and knock. There’ll be a man, or more likely a woman there. Give your wife’s and son’s personal data, and in fifteen minutes you’ll have exact information about where they are.” I said, “Have you been there?” “No, I haven’t.” And so when that officer asked me where I wanted to go, I said Alma-Ata. His answer was, “Out of the question. That’s the capital; you don’t have the right to go there.” Then, remembering the map, I chose Ushtob, which was further south. “Well, all right, you can go to
that by then you had already written Lucifer Unemployed. That’s an incredibly paradoxical, ironic book. A mind playing with all the possibilities.

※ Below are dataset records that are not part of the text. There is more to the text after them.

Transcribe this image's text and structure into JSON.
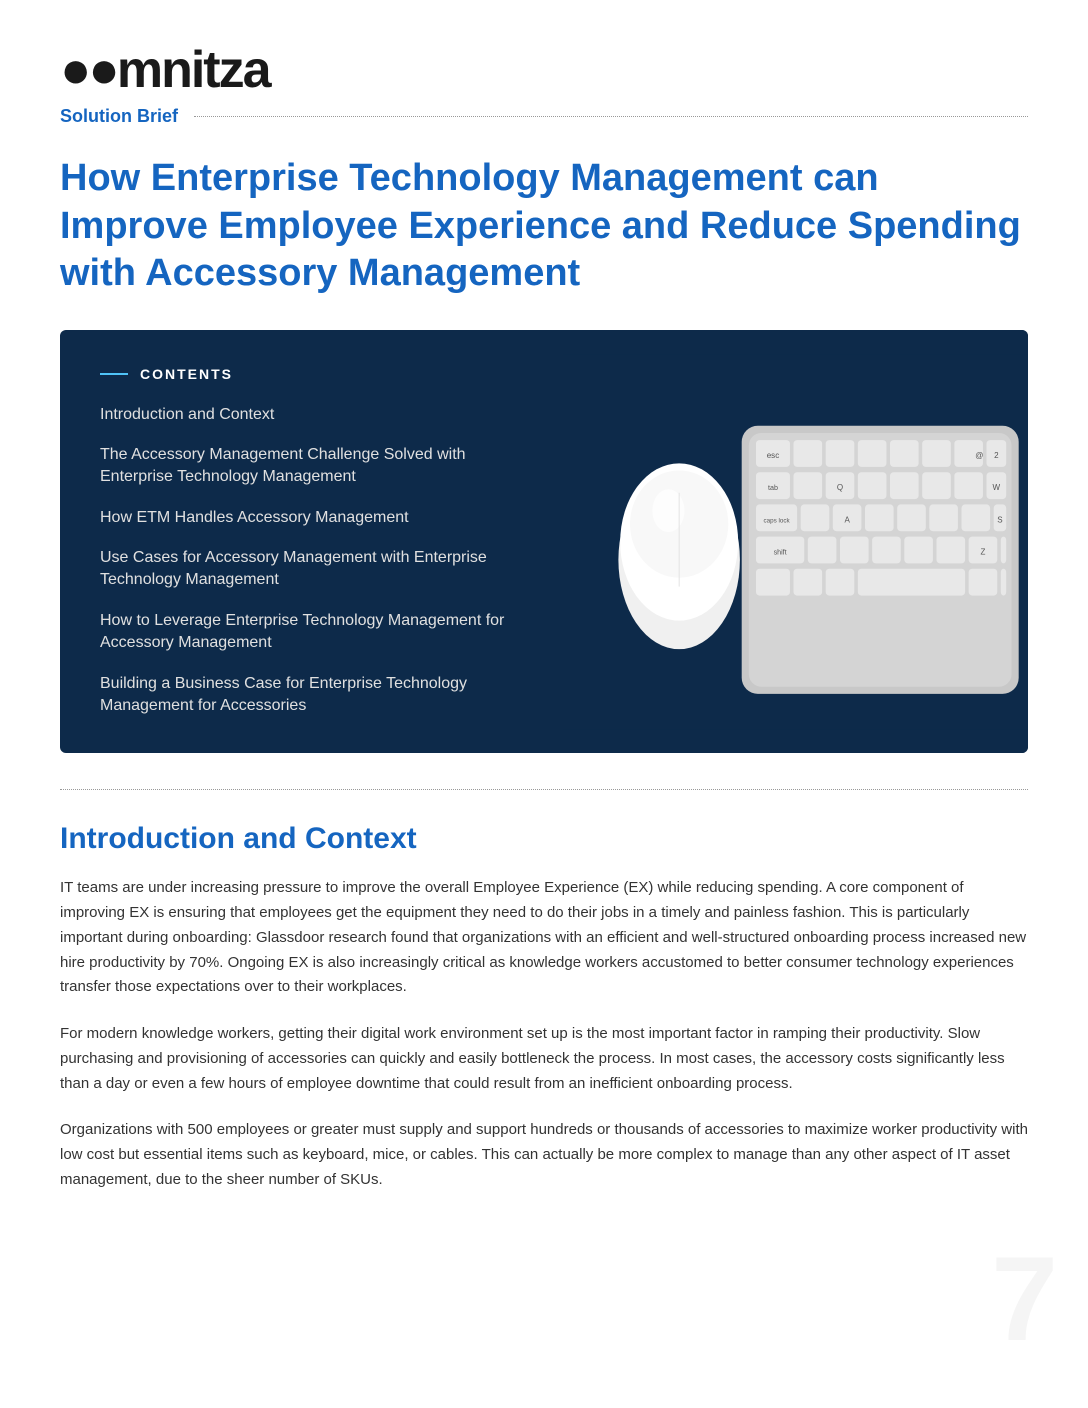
{
  "logo": {
    "text": "omnitza",
    "prefix": "oo"
  },
  "header": {
    "solution_brief_label": "Solution Brief"
  },
  "main_title": "How Enterprise Technology Management can Improve Employee Experience and Reduce Spending with Accessory Management",
  "contents": {
    "header": "CONTENTS",
    "items": [
      {
        "label": "Introduction and Context"
      },
      {
        "label": "The Accessory Management Challenge Solved with Enterprise Technology Management"
      },
      {
        "label": "How ETM Handles Accessory Management"
      },
      {
        "label": "Use Cases for Accessory Management with Enterprise Technology Management"
      },
      {
        "label": "How to Leverage Enterprise Technology Management for Accessory Management"
      },
      {
        "label": "Building a Business Case for Enterprise Technology Management for Accessories"
      }
    ]
  },
  "intro_section": {
    "title": "Introduction and Context",
    "paragraphs": [
      "IT teams are under increasing pressure to improve the overall Employee Experience (EX) while reducing spending. A core component of improving EX is ensuring that employees get the equipment they need to do their jobs in a timely and painless fashion. This is particularly important during onboarding: Glassdoor research found that organizations with an efficient and well-structured onboarding process increased new hire productivity by 70%. Ongoing EX is also increasingly critical as knowledge workers accustomed to better consumer technology experiences transfer those expectations over to their workplaces.",
      "For modern knowledge workers, getting their digital work environment set up is the most important factor in ramping their productivity. Slow purchasing and provisioning of accessories can quickly and easily bottleneck the process. In most cases, the accessory costs significantly less than a day or even a few hours of employee downtime that could result from an inefficient onboarding process.",
      "Organizations with 500 employees or greater must supply and support hundreds or thousands of accessories to maximize worker productivity with low cost but essential items such as keyboard, mice, or cables. This can actually be more complex to manage than any other aspect of IT asset management, due to the sheer number of SKUs."
    ]
  },
  "watermark": "7"
}
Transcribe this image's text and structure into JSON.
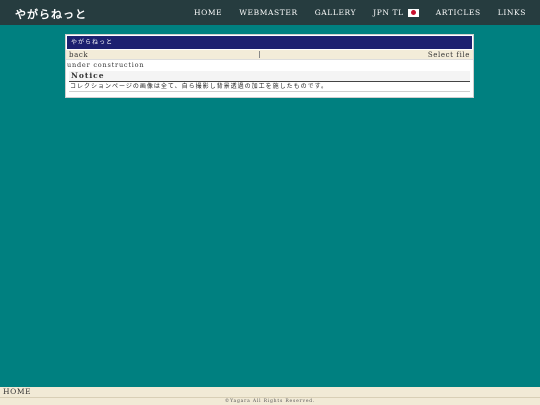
{
  "header": {
    "brand": "やがらねっと",
    "nav": {
      "home": "HOME",
      "webmaster": "WEBMASTER",
      "gallery": "GALLERY",
      "jpn_tl": "JPN TL",
      "articles": "ARTICLES",
      "links": "LINKS"
    },
    "flag_icon": "japan-flag-icon"
  },
  "window": {
    "title": "やがらねっと",
    "toolbar": {
      "back_label": "back",
      "select_label": "Select file"
    },
    "status": "under construction",
    "notice": {
      "heading": "Notice",
      "body": "コレクションページの画像は全て、自ら撮影し背景透過の加工を施したものです。"
    }
  },
  "footer": {
    "home": "HOME",
    "copyright": "©Yagara All Rights Reserved."
  },
  "colors": {
    "background": "#008080",
    "topbar": "#263c3f",
    "window_title": "#1c2070",
    "toolbar": "#f3ecd9",
    "footer": "#f1ead6"
  }
}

And besides, that book is like your poetry, that poetry that was so highly valued by the younger generation in Poland in the period after October 1956. For that is a mind incredibly perverse, playful, paradoxical, perfectly suited to people who had experienced a good deal and who after 1956 had achieved a certain freedom, at least to talk and to write.
Skuza on the other, the Broniewskis a few places from him, and me at the opposite end of the table facing him. There was so much talk I couldn’t hear a thing. At one point there was an unpleasant exchange of words between the Soviet and Władek Broniewski. I could see Broniewski clenching his teeth, talking through his teeth. Now their conversation had started to turn nasty, really nasty. I could see Skuza lean in front of the Soviet and say something to the actress. And the Soviet slapped

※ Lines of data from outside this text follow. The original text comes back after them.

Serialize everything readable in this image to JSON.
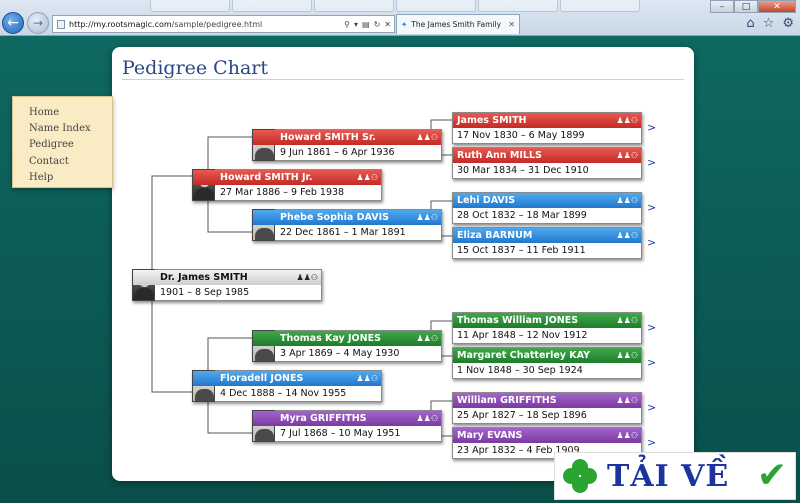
{
  "browser": {
    "url_host": "http://my.rootsmagic.com",
    "url_path": "/sample/pedigree.html",
    "tab_title": "The James Smith Family (A ...",
    "win_minimize": "–",
    "win_maximize": "□",
    "win_close": "✕"
  },
  "sidebar": {
    "items": [
      {
        "label": "Home"
      },
      {
        "label": "Name Index"
      },
      {
        "label": "Pedigree"
      },
      {
        "label": "Contact"
      },
      {
        "label": "Help"
      }
    ]
  },
  "page": {
    "title": "Pedigree Chart"
  },
  "icons_text": "♟♟⚇",
  "more_glyph": ">",
  "people": {
    "root": {
      "name": "Dr. James SMITH",
      "dates": "1901 – 8 Sep 1985",
      "color": "gray"
    },
    "f": {
      "name": "Howard SMITH Jr.",
      "dates": "27 Mar 1886 – 9 Feb 1938",
      "color": "red"
    },
    "m": {
      "name": "Floradell JONES",
      "dates": "4 Dec 1888 – 14 Nov 1955",
      "color": "blue"
    },
    "ff": {
      "name": "Howard SMITH Sr.",
      "dates": "9 Jun 1861 – 6 Apr 1936",
      "color": "red"
    },
    "fm": {
      "name": "Phebe Sophia DAVIS",
      "dates": "22 Dec 1861 – 1 Mar 1891",
      "color": "blue"
    },
    "mf": {
      "name": "Thomas Kay JONES",
      "dates": "3 Apr 1869 – 4 May 1930",
      "color": "green"
    },
    "mm": {
      "name": "Myra GRIFFITHS",
      "dates": "7 Jul 1868 – 10 May 1951",
      "color": "purple"
    },
    "fff": {
      "name": "James SMITH",
      "dates": "17 Nov 1830 – 6 May 1899",
      "color": "red"
    },
    "ffm": {
      "name": "Ruth Ann MILLS",
      "dates": "30 Mar 1834 – 31 Dec 1910",
      "color": "red"
    },
    "fmf": {
      "name": "Lehi DAVIS",
      "dates": "28 Oct 1832 – 18 Mar 1899",
      "color": "blue"
    },
    "fmm": {
      "name": "Eliza BARNUM",
      "dates": "15 Oct 1837 – 11 Feb 1911",
      "color": "blue"
    },
    "mff": {
      "name": "Thomas William JONES",
      "dates": "11 Apr 1848 – 12 Nov 1912",
      "color": "green"
    },
    "mfm": {
      "name": "Margaret Chatterley KAY",
      "dates": "1 Nov 1848 – 30 Sep 1924",
      "color": "green"
    },
    "mmf": {
      "name": "William GRIFFITHS",
      "dates": "25 Apr 1827 – 18 Sep 1896",
      "color": "purple"
    },
    "mmm": {
      "name": "Mary EVANS",
      "dates": "23 Apr 1832 – 4 Feb 1909",
      "color": "purple"
    }
  },
  "watermark": {
    "text": "TẢI VỀ"
  }
}
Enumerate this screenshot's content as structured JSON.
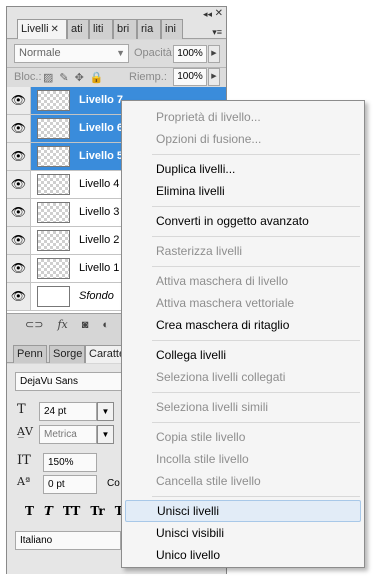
{
  "layers_panel": {
    "tabs": [
      "Livelli",
      "ati",
      "liti",
      "bri",
      "ria",
      "ini"
    ],
    "blend_mode": "Normale",
    "opacity_label": "Opacità:",
    "opacity_value": "100%",
    "lock_label": "Bloc.:",
    "fill_label": "Riemp.:",
    "fill_value": "100%",
    "layers": [
      {
        "name": "Livello 7",
        "selected": true
      },
      {
        "name": "Livello 6",
        "selected": true
      },
      {
        "name": "Livello 5",
        "selected": true
      },
      {
        "name": "Livello 4",
        "selected": false
      },
      {
        "name": "Livello 3",
        "selected": false
      },
      {
        "name": "Livello 2",
        "selected": false
      },
      {
        "name": "Livello 1",
        "selected": false
      },
      {
        "name": "Sfondo",
        "selected": false
      }
    ]
  },
  "character_panel": {
    "tabs": [
      "Penn",
      "Sorge",
      "Caratte"
    ],
    "font_family": "DejaVu Sans",
    "font_size": "24 pt",
    "kerning": "Metrica",
    "vertical_scale": "150%",
    "baseline_shift": "0 pt",
    "color_label": "Co",
    "language": "Italiano",
    "style_buttons": [
      "T",
      "T",
      "TT",
      "Tr",
      "T"
    ]
  },
  "context_menu": {
    "items": [
      {
        "label": "Proprietà di livello...",
        "disabled": true
      },
      {
        "label": "Opzioni di fusione...",
        "disabled": true
      },
      {
        "label": "Duplica livelli...",
        "disabled": false
      },
      {
        "label": "Elimina livelli",
        "disabled": false
      },
      {
        "label": "Converti in oggetto avanzato",
        "disabled": false
      },
      {
        "label": "Rasterizza livelli",
        "disabled": true
      },
      {
        "label": "Attiva maschera di livello",
        "disabled": true
      },
      {
        "label": "Attiva maschera vettoriale",
        "disabled": true
      },
      {
        "label": "Crea maschera di ritaglio",
        "disabled": false
      },
      {
        "label": "Collega livelli",
        "disabled": false
      },
      {
        "label": "Seleziona livelli collegati",
        "disabled": true
      },
      {
        "label": "Seleziona livelli simili",
        "disabled": true
      },
      {
        "label": "Copia stile livello",
        "disabled": true
      },
      {
        "label": "Incolla stile livello",
        "disabled": true
      },
      {
        "label": "Cancella stile livello",
        "disabled": true
      },
      {
        "label": "Unisci livelli",
        "disabled": false,
        "highlighted": true
      },
      {
        "label": "Unisci visibili",
        "disabled": false
      },
      {
        "label": "Unico livello",
        "disabled": false
      }
    ]
  },
  "colors": {
    "selection": "#3a8cdb",
    "menu_highlight": "#e2ecf7",
    "disabled_text": "#8e8e8e"
  }
}
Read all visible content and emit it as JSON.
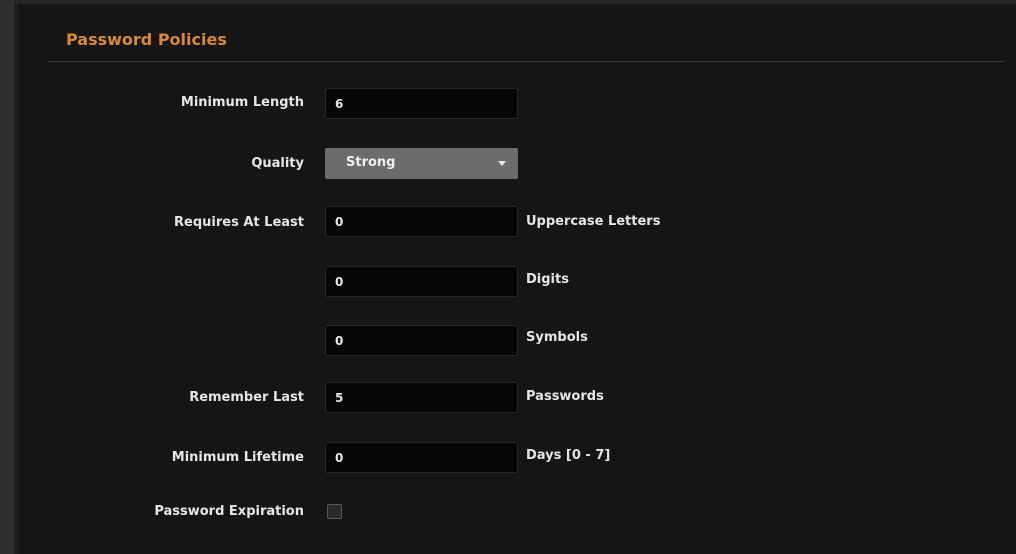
{
  "section": {
    "title": "Password Policies"
  },
  "fields": {
    "minimum_length": {
      "label": "Minimum Length",
      "value": "6"
    },
    "quality": {
      "label": "Quality",
      "selected": "Strong"
    },
    "requires_at_least": {
      "label": "Requires At Least",
      "uppercase": {
        "value": "0",
        "suffix": "Uppercase Letters"
      },
      "digits": {
        "value": "0",
        "suffix": "Digits"
      },
      "symbols": {
        "value": "0",
        "suffix": "Symbols"
      }
    },
    "remember_last": {
      "label": "Remember Last",
      "value": "5",
      "suffix": "Passwords"
    },
    "minimum_lifetime": {
      "label": "Minimum Lifetime",
      "value": "0",
      "suffix": "Days [0 - 7]"
    },
    "password_expiration": {
      "label": "Password Expiration",
      "checked": false
    }
  },
  "colors": {
    "accent": "#d8883a",
    "background": "#151515",
    "field_background": "#060606",
    "select_background": "#6c6c6c"
  }
}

in the Donbas. On the day before he was supposed to leave, the NKVD came and took him. And they accused poor Majtełes of being in contact with the head of the Gestapo. What assignments has the head of the Gestapo given you? He was utterly deranged by those interrogations. He had no idea what was going on. He was one of those who thought that it was right to put the Trotskyites on trial—traitors, they sold out to Japan. But then all of a sudden it’s he who sold out the fatherland of the

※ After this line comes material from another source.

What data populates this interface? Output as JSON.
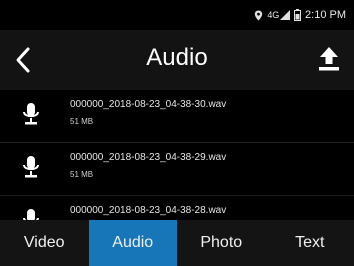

that cell with the brotherhood we had in Zamarstynów? The spreading maple tree that had so delighted and purified me, the spaciousness of the cell, the daily walks, the hopes, the new hopes—all those things lost their charm, and I longed for the piercing stench and the packed, lice-ridden cell at Zamarstynów. Their story was simple. They’d been picked up right after the Red Army had arrived and then had been subjected to a unique form of torture: for a year they’d been shifted from one prison to